When Jesus saw the heavens torn open, he saw the beginning of a new era. Through his imminent death on the cross, the veil separating God and man would be permanently torn. God’s people would once again draw near without shame or fear, knowing that Jesus had eliminated every hindrance that separated them from the Father.


This beautiful setting of Psalm 114 is one of the oldest sacred melodies that has survived; it can be traced back to the music sung in ancient Hebrew temple worship! Psalm 114 celebrates Israel’s rescue from Egypt. The Psalmist imagines how nature itself would respond to the terrifying presence of the Lord. I thought this piece would be the perfect complement to the meditation above.

Here is the full text of this chant version of the Psalm.

When Israel came out of Egypt,
   the house of Jacob from among a strage people,
Judah was His sanctuary,
   And Israel his dominion.

The sea looked it and fled;
   Jordan was driven back.
The mountains skipped like rams,
   And the hills like young sheep.

What aileth thee O sea, that you fled?
   And O Jordan, that you thou are driven back?
Ye mountains, that you skip like rams?
   And ye little hills, like young sheep?

Tremble, O earth, at the presence of the Lord,
   at the presence of the God of Jacob,
who turns the hard rock into a standing water,
   and the flintstone into a springing well.

More of This, Please

Ever wonder what sand looks like under a microscope?

I am just finding out that dinosaurs still exist and they make unbelievable sounds.

A pygmy marmoset discovers an insect and it is adorable.

If you read last month’s newsletter, you might remember that I highly recommended Susanna Clarke’s Piranesi. I just found out that Joy Clarkson is hosting a book club on the novel! It is free and open to anyone who wants to join. I have enjoyed Joy’s podcast in the past as well as her book club last summer. Check it out if you’re interested, and take a look at Joy’s excellent writing and podcasting while you’re at it.

What I’m Reading

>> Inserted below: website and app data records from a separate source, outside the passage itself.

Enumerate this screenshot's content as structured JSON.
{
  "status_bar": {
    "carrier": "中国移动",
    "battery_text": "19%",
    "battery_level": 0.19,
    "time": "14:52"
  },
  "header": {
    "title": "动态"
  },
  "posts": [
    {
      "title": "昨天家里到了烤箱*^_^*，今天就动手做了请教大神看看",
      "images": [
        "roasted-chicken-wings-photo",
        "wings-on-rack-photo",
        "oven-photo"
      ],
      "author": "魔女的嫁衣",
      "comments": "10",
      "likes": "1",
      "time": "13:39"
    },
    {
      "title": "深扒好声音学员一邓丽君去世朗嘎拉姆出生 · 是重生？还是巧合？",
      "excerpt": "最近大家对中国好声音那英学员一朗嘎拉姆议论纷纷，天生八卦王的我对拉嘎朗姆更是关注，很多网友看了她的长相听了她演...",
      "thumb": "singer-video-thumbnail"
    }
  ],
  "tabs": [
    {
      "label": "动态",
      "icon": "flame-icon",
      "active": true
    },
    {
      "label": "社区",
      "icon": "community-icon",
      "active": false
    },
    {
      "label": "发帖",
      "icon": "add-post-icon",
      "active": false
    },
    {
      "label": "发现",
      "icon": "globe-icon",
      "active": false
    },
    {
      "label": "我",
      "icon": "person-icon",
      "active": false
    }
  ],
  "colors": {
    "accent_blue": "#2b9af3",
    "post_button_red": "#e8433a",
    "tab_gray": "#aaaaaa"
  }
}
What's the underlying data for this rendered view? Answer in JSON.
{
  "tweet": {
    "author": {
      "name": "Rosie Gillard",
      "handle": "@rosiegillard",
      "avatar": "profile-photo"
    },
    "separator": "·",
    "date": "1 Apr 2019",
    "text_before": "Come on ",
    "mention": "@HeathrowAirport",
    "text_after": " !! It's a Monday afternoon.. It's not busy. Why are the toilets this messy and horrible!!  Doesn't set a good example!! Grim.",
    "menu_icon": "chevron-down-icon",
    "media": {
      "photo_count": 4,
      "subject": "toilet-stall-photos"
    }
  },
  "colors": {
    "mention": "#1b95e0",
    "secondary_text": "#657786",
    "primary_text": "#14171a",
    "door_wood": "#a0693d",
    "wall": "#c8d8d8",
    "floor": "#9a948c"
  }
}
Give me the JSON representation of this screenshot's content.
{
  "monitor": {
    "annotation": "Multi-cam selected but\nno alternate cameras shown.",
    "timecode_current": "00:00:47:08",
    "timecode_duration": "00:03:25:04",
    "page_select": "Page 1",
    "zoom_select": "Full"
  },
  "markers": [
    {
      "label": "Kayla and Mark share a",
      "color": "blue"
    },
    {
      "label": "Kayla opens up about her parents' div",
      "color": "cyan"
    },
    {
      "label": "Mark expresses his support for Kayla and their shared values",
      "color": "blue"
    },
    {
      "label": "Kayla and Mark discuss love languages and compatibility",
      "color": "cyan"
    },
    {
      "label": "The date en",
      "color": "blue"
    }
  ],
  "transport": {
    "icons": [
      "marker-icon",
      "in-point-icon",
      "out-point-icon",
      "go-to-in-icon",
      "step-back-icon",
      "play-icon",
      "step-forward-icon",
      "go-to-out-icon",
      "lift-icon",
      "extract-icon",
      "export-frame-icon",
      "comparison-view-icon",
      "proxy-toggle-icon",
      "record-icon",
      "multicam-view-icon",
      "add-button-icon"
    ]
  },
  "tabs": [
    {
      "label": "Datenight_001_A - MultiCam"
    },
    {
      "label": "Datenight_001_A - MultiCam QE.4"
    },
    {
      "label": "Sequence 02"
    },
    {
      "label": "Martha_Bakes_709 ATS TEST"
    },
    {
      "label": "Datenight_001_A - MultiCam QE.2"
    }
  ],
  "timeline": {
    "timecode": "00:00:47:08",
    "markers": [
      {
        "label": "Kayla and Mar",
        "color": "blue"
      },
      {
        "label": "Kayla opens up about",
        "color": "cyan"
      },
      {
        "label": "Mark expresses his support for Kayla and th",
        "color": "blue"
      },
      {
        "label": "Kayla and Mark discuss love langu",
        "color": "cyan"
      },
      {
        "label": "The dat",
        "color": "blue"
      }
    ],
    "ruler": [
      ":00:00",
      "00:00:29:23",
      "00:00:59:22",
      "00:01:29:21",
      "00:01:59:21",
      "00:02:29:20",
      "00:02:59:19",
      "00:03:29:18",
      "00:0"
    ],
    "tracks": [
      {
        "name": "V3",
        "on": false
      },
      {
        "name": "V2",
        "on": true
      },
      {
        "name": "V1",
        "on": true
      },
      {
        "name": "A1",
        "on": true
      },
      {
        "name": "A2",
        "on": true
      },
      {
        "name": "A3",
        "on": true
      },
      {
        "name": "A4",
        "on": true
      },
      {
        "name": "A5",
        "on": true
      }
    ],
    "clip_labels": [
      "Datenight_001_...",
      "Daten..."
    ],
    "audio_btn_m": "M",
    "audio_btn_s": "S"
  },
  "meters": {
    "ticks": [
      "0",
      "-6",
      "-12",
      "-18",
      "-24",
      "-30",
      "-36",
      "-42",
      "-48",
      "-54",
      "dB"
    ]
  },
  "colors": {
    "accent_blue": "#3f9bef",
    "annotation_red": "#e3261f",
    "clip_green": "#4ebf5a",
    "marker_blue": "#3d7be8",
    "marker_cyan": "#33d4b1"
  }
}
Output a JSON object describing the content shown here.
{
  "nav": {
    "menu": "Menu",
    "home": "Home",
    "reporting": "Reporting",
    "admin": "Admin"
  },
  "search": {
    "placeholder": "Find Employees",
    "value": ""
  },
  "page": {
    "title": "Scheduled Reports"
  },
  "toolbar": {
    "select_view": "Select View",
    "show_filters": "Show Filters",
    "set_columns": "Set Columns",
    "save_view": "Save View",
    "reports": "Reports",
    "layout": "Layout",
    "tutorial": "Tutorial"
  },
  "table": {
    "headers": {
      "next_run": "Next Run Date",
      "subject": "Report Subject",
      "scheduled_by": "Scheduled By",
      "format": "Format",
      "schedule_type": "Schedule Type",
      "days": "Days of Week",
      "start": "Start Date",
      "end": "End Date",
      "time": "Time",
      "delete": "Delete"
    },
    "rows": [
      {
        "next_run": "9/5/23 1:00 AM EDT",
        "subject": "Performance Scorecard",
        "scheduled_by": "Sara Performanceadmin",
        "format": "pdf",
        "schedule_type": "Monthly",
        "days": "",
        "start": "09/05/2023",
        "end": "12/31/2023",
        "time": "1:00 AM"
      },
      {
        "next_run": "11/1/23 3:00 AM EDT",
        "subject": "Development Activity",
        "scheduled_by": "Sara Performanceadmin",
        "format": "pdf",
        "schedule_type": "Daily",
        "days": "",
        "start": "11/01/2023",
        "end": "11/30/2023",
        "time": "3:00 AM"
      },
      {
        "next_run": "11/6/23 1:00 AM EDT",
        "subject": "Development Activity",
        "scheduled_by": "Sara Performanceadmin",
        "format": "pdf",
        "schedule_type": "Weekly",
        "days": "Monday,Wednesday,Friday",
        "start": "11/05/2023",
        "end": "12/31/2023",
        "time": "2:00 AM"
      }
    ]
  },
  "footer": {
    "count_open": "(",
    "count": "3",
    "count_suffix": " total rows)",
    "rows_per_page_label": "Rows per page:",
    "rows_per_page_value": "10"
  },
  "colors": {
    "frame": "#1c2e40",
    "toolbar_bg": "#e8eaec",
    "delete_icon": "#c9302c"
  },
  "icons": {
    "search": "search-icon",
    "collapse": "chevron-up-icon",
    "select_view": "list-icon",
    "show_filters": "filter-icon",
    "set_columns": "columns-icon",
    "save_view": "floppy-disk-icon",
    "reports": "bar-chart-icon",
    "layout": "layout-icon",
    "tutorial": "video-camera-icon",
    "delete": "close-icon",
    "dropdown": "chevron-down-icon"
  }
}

Heretics, Chesterton. This gem is often overlooked but it is well worth the read. In each chapter, Chesterton takes a thinker or an idea from his time period (1905) and demonstrates their inconsistencies and absurdities. Watching Chesterton pull apart ideas is immensely fun, but also encouraging. We have our own spate of heresies today, and it’s easy to lose sight of the fact that this is nothing new, and nothing to fear. I personally prefer to read physical books, but Heretics is also available to read online for free here.

Screwtape Letters, C.S. Lewis. Even more convicting and rightly disturbing than I remember. Lewis understands our capacity for self-deception like few other authors I know. If you feel that you have lost sight of the daily Christian struggle against temptation, this book is a great place to start!